At the November 7, 2017, general election, Texas voters will be asked to approve or reject three amendments to the Texas Constitution that will directly affect cities. City officials may personally support or oppose the amendments, but remember that a city council is prohibited by Election Code section 255.003 from adopting a resolution either way. Doing so could subject city officials to criminal penalties and civil fines.
Section 255.003 provides that “[a]n officer or employee of a political subdivision may not knowingly spend or authorize the spending of public funds for political advertising.” “Spending” of public funds is interpreted by the Texas Ethics Commission to include the use of political subdivision employees’ work time, the use of existing political subdivision equipment, and the use of facilities maintained by a political subdivision. “Political advertising” is defined as a communication supporting or opposing a measure that “appears…in a…written communication.”
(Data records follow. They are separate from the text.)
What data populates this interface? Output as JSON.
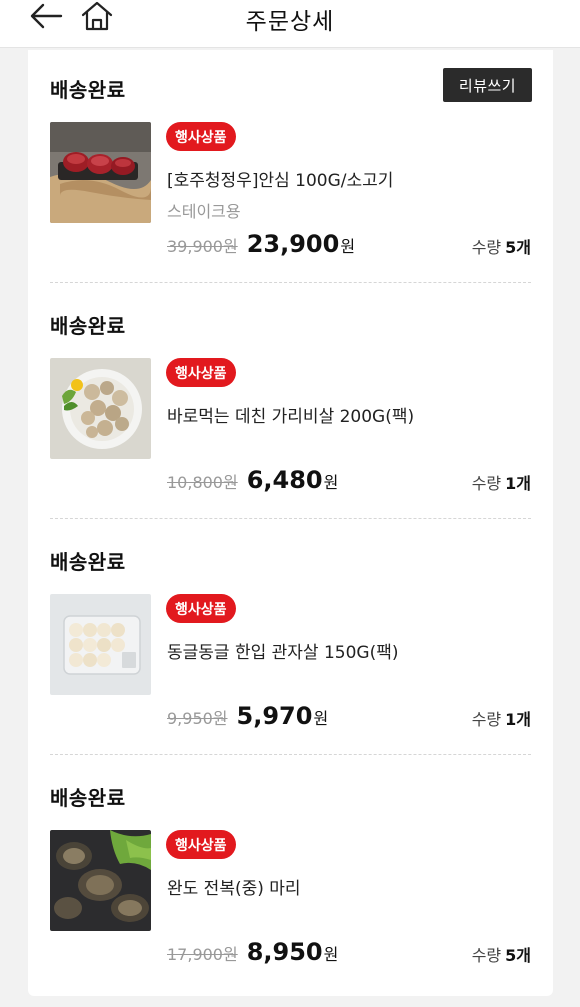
{
  "header": {
    "title": "주문상세"
  },
  "review_label": "리뷰쓰기",
  "currency_unit": "원",
  "qty_label": "수량",
  "items": [
    {
      "status": "배송완료",
      "badge": "행사상품",
      "name": "[호주청정우]안심 100G/소고기",
      "sub": "스테이크용",
      "original_price": "39,900원",
      "price": "23,900",
      "qty": "5개"
    },
    {
      "status": "배송완료",
      "badge": "행사상품",
      "name": "바로먹는 데친 가리비살 200G(팩)",
      "sub": "",
      "original_price": "10,800원",
      "price": "6,480",
      "qty": "1개"
    },
    {
      "status": "배송완료",
      "badge": "행사상품",
      "name": "동글동글 한입 관자살 150G(팩)",
      "sub": "",
      "original_price": "9,950원",
      "price": "5,970",
      "qty": "1개"
    },
    {
      "status": "배송완료",
      "badge": "행사상품",
      "name": "완도 전복(중) 마리",
      "sub": "",
      "original_price": "17,900원",
      "price": "8,950",
      "qty": "5개"
    }
  ],
  "colors": {
    "badge": "#e2191e",
    "review_button": "#2b2b2b",
    "background": "#f2f2f2"
  }
}
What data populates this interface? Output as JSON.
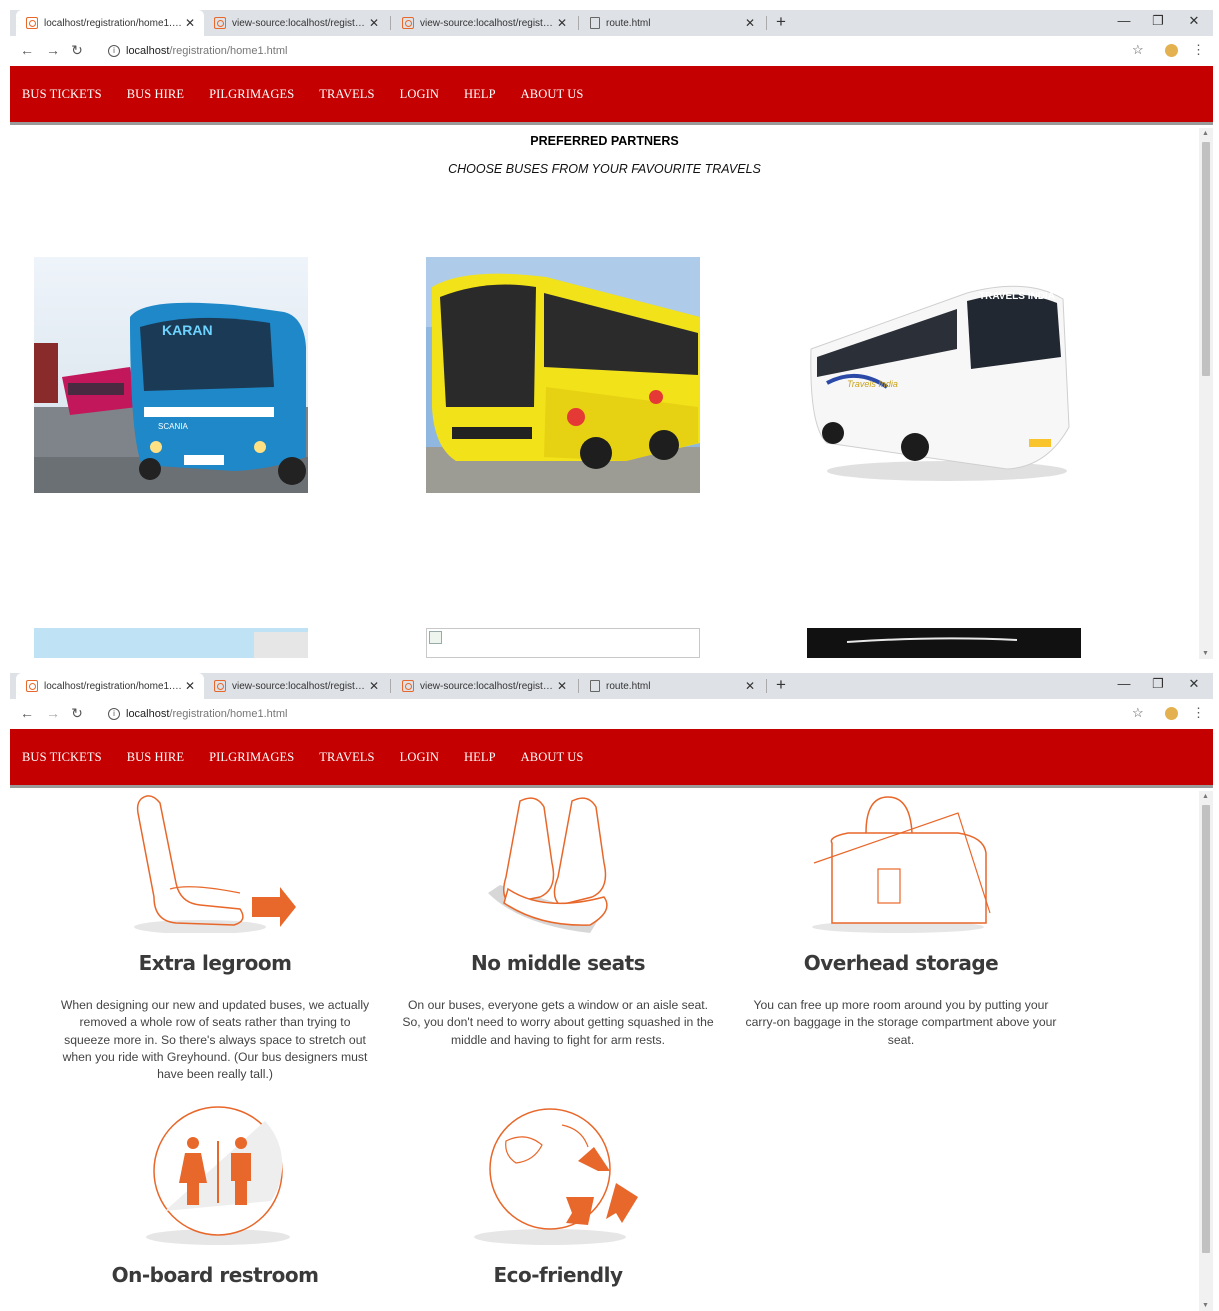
{
  "browser": {
    "tabs": [
      {
        "title": "localhost/registration/home1.htm",
        "icon": "page-icon"
      },
      {
        "title": "view-source:localhost/registration",
        "icon": "page-icon"
      },
      {
        "title": "view-source:localhost/registration",
        "icon": "page-icon"
      },
      {
        "title": "route.html",
        "icon": "document-icon"
      }
    ],
    "url_host": "localhost",
    "url_path": "/registration/home1.html"
  },
  "nav": {
    "items": [
      "BUS TICKETS",
      "BUS HIRE",
      "PILGRIMAGES",
      "TRAVELS",
      "LOGIN",
      "HELP",
      "ABOUT US"
    ],
    "bg_color": "#c50000"
  },
  "partners": {
    "title": "PREFERRED PARTNERS",
    "subtitle": "CHOOSE BUSES FROM YOUR FAVOURITE TRAVELS",
    "bus_labels": [
      "KARAN",
      "SCANIA",
      "TRAVELS INDIA",
      "Travels India"
    ]
  },
  "features": [
    {
      "title": "Extra legroom",
      "text": "When designing our new and updated buses, we actually removed a whole row of seats rather than trying to squeeze more in. So there's always space to stretch out when you ride with Greyhound. (Our bus designers must have been really tall.)"
    },
    {
      "title": "No middle seats",
      "text": "On our buses, everyone gets a window or an aisle seat. So, you don't need to worry about getting squashed in the middle and having to fight for arm rests."
    },
    {
      "title": "Overhead storage",
      "text": "You can free up more room around you by putting your carry-on baggage in the storage compartment above your seat."
    },
    {
      "title": "On-board restroom",
      "text": ""
    },
    {
      "title": "Eco-friendly",
      "text": ""
    }
  ],
  "colors": {
    "accent_orange": "#e8672a"
  }
}
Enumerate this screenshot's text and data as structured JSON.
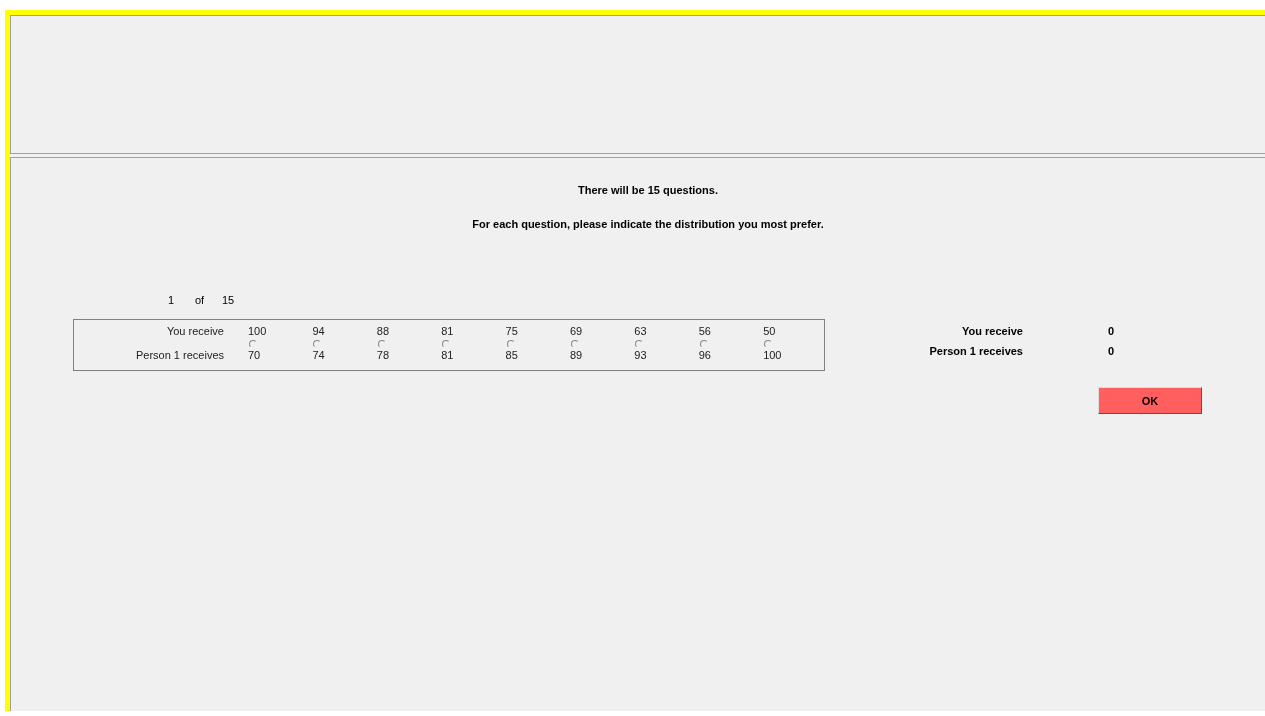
{
  "instructions": [
    "There will be 15 questions.",
    "For each question, please indicate the distribution you most prefer."
  ],
  "progress": {
    "current": "1",
    "separator": "of",
    "total": "15"
  },
  "choice_table": {
    "you_label": "You receive",
    "other_label": "Person 1 receives",
    "options": [
      {
        "you": "100",
        "other": "70",
        "selected": false
      },
      {
        "you": "94",
        "other": "74",
        "selected": false
      },
      {
        "you": "88",
        "other": "78",
        "selected": false
      },
      {
        "you": "81",
        "other": "81",
        "selected": false
      },
      {
        "you": "75",
        "other": "85",
        "selected": false
      },
      {
        "you": "69",
        "other": "89",
        "selected": false
      },
      {
        "you": "63",
        "other": "93",
        "selected": false
      },
      {
        "you": "56",
        "other": "96",
        "selected": false
      },
      {
        "you": "50",
        "other": "100",
        "selected": false
      }
    ]
  },
  "summary": [
    {
      "label": "You receive",
      "value": "0"
    },
    {
      "label": "Person 1 receives",
      "value": "0"
    }
  ],
  "ok_button": "OK"
}
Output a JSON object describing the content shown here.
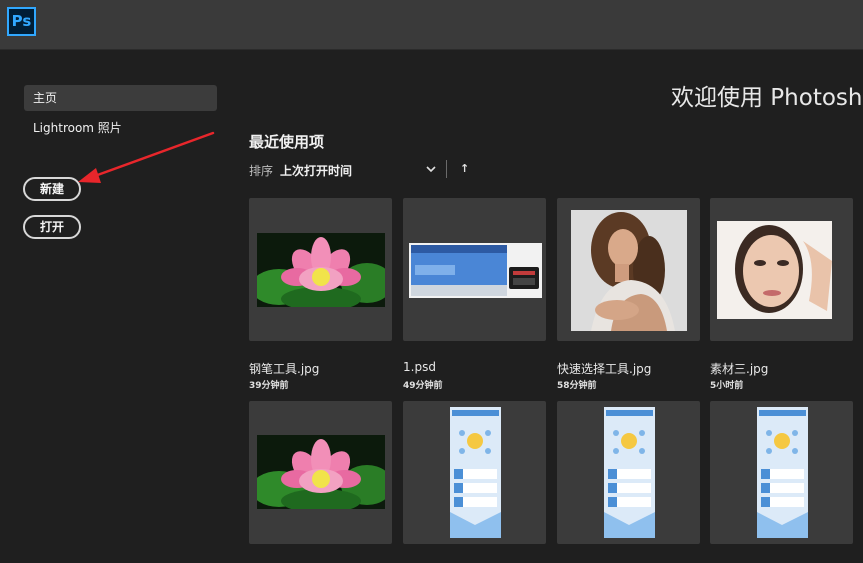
{
  "app": {
    "logo_text": "Ps"
  },
  "sidebar": {
    "items": [
      {
        "label": "主页",
        "active": true
      },
      {
        "label": "Lightroom 照片",
        "active": false
      }
    ],
    "new_button": "新建",
    "open_button": "打开"
  },
  "main": {
    "welcome": "欢迎使用 Photoshop",
    "recent_title": "最近使用项",
    "sort_label": "排序",
    "sort_value": "上次打开时间"
  },
  "recent_files": [
    {
      "name": "钢笔工具.jpg",
      "time": "39分钟前",
      "thumb": "lotus-photo"
    },
    {
      "name": "1.psd",
      "time": "49分钟前",
      "thumb": "screen-photo"
    },
    {
      "name": "快速选择工具.jpg",
      "time": "58分钟前",
      "thumb": "woman-portrait"
    },
    {
      "name": "素材三.jpg",
      "time": "5小时前",
      "thumb": "face-portrait"
    },
    {
      "name": "",
      "time": "",
      "thumb": "lotus-photo"
    },
    {
      "name": "",
      "time": "",
      "thumb": "infographic"
    },
    {
      "name": "",
      "time": "",
      "thumb": "infographic"
    },
    {
      "name": "",
      "time": "",
      "thumb": "infographic"
    }
  ],
  "colors": {
    "background": "#1f1f1f",
    "topbar": "#3a3a3a",
    "tile": "#3b3b3b",
    "ps_blue": "#31a8ff",
    "annotation_red": "#e8262b"
  }
}
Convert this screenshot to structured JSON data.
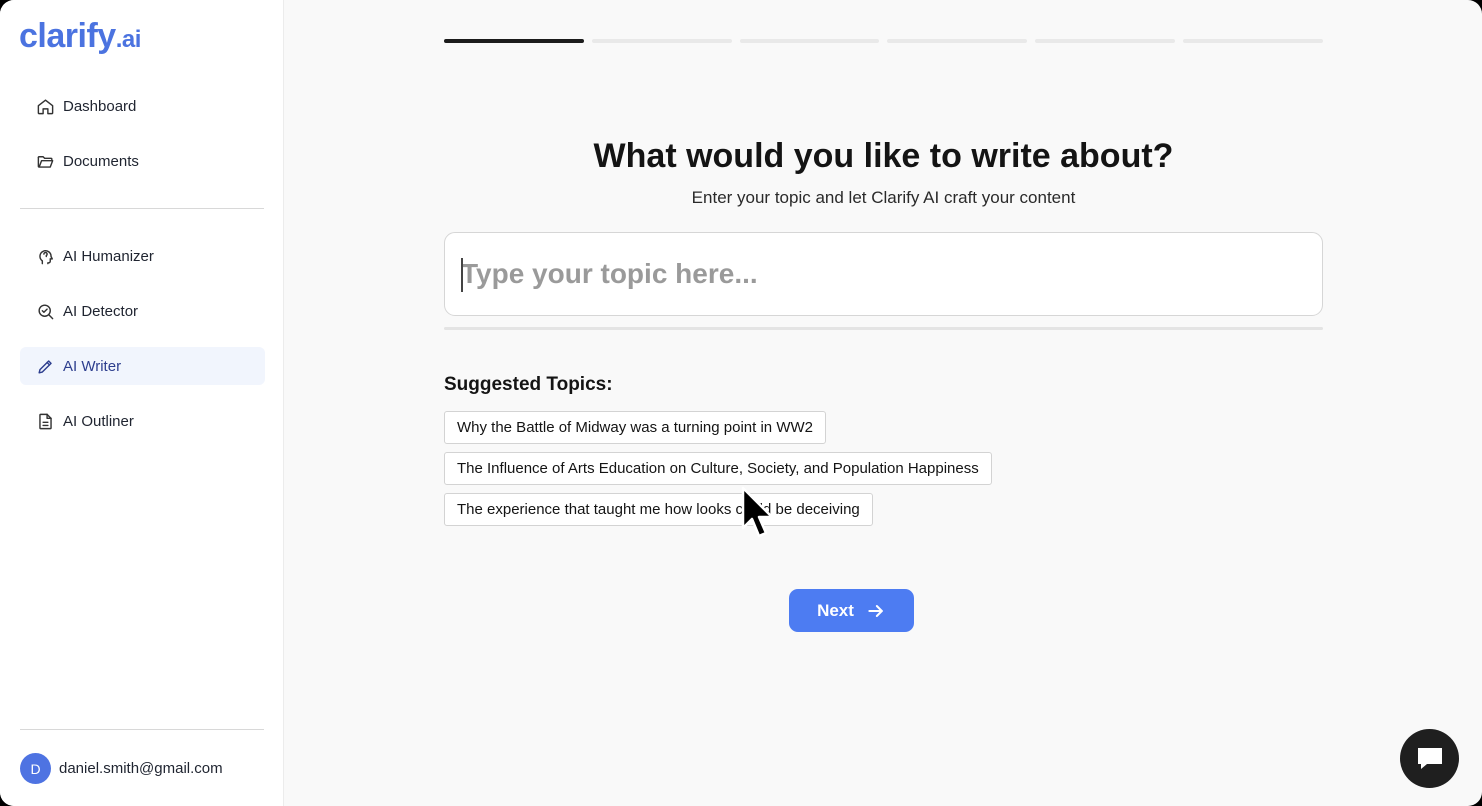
{
  "app": {
    "logo_main": "clarify",
    "logo_suffix": ".ai",
    "brand_color": "#4b73e0"
  },
  "sidebar": {
    "top_items": [
      {
        "label": "Dashboard",
        "icon": "home-icon"
      },
      {
        "label": "Documents",
        "icon": "folder-icon"
      }
    ],
    "tool_items": [
      {
        "label": "AI Humanizer",
        "icon": "head-brain-icon"
      },
      {
        "label": "AI Detector",
        "icon": "magnify-check-icon"
      },
      {
        "label": "AI Writer",
        "icon": "pencil-icon",
        "active": true
      },
      {
        "label": "AI Outliner",
        "icon": "document-icon"
      }
    ],
    "user": {
      "avatar_initial": "D",
      "email": "daniel.smith@gmail.com"
    }
  },
  "progress": {
    "total_steps": 6,
    "current_step": 1
  },
  "main": {
    "heading": "What would you like to write about?",
    "subheading": "Enter your topic and let Clarify AI craft your content",
    "topic_input": {
      "placeholder": "Type your topic here...",
      "value": ""
    },
    "suggested_title": "Suggested Topics:",
    "suggested_topics": [
      "Why the Battle of Midway was a turning point in WW2",
      "The Influence of Arts Education on Culture, Society, and Population Happiness",
      "The experience that taught me how looks could be deceiving"
    ],
    "next_label": "Next"
  },
  "chat": {
    "icon": "chat-bubble-icon"
  }
}
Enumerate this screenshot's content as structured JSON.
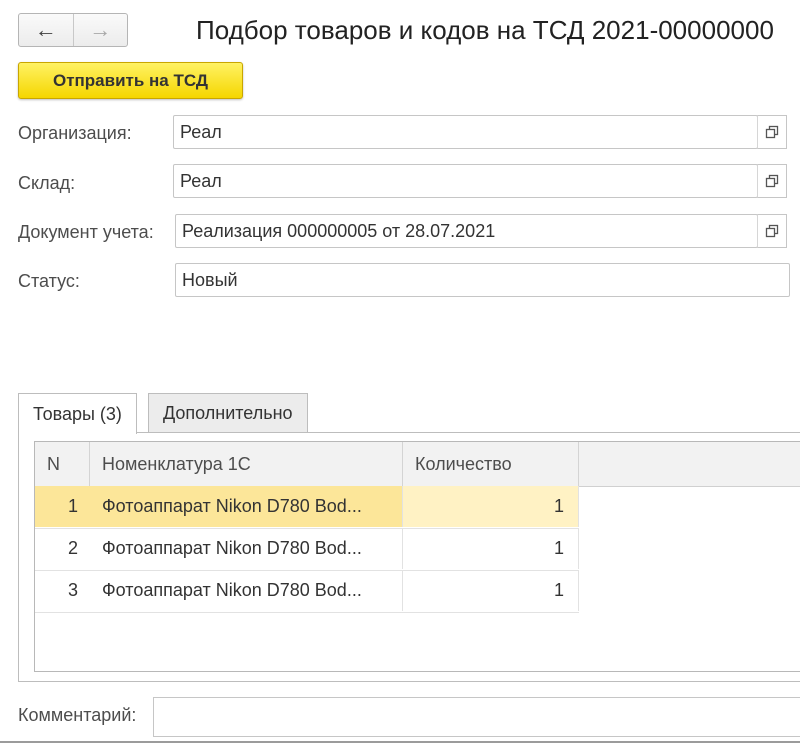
{
  "window": {
    "title": "Подбор товаров и кодов на ТСД 2021-00000000"
  },
  "nav": {
    "back_icon": "arrow-left-icon",
    "forward_icon": "arrow-right-icon"
  },
  "toolbar": {
    "send_label": "Отправить на ТСД",
    "accent_color": "#f5d600"
  },
  "form": {
    "organization": {
      "label": "Организация:",
      "value": "Реал"
    },
    "warehouse": {
      "label": "Склад:",
      "value": "Реал"
    },
    "document": {
      "label": "Документ учета:",
      "value": "Реализация 000000005 от 28.07.2021"
    },
    "status": {
      "label": "Статус:",
      "value": "Новый"
    }
  },
  "tabs": [
    {
      "label": "Товары (3)",
      "active": true
    },
    {
      "label": "Дополнительно",
      "active": false
    }
  ],
  "table": {
    "columns": [
      "N",
      "Номенклатура 1С",
      "Количество"
    ],
    "rows": [
      {
        "n": "1",
        "name": "Фотоаппарат Nikon D780 Bod...",
        "qty": "1",
        "selected": true
      },
      {
        "n": "2",
        "name": "Фотоаппарат Nikon D780 Bod...",
        "qty": "1",
        "selected": false
      },
      {
        "n": "3",
        "name": "Фотоаппарат Nikon D780 Bod...",
        "qty": "1",
        "selected": false
      }
    ],
    "selection_color": "#fce699"
  },
  "comment": {
    "label": "Комментарий:",
    "value": ""
  }
}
The Texas Ethics Commission has also indicated that, in certain situations, comments by city council members at a recorded public meeting that is broadcast over a public access channel could give rise to a violation of section 255.003. According to Ethics Advisory Opinion No. 456 (2004), “we can imagine a situation in which one or more city council members might arrange a discussion of a matter not pending before the city council with the hope that broadcasts of the discussion would influence the outcome of an election [and thus, rise to a violation of Section 255.003].”
At a minimum, the adoption of a resolution by a city council would require an employee to document the subject of and final vote on the resolution in the official minutes or recording of the meeting at which the resolution is considered. In this way the adoption of either an oral or written resolution would require a city employee’s work time and equipment, and thus constitutes a spending of public funds. Moreover, such resolutions are often posted on a city’s website either as stand alone documents or as part of the minutes.
While there appears to be no opinion or case directly on point, a written resolution supporting or opposing a constitutional amendment proposition likely constitutes prohibited political advertising. The city officials who are responsible for adopting such a resolution could be committing a Class A misdemeanor. In addition, the Ethics Commission has authority to impose fines for violations of section 255.003. Finally, the Ethics Commission has also indicated that action taken in violation of section 255.003 may constitute a violation of Penal Code section 39.02, which prohibits government resources from being used for campaign purposes.
Of course, nothing prohibits an elected official – on his or her own time and not using public funds – from advocating for or against passage.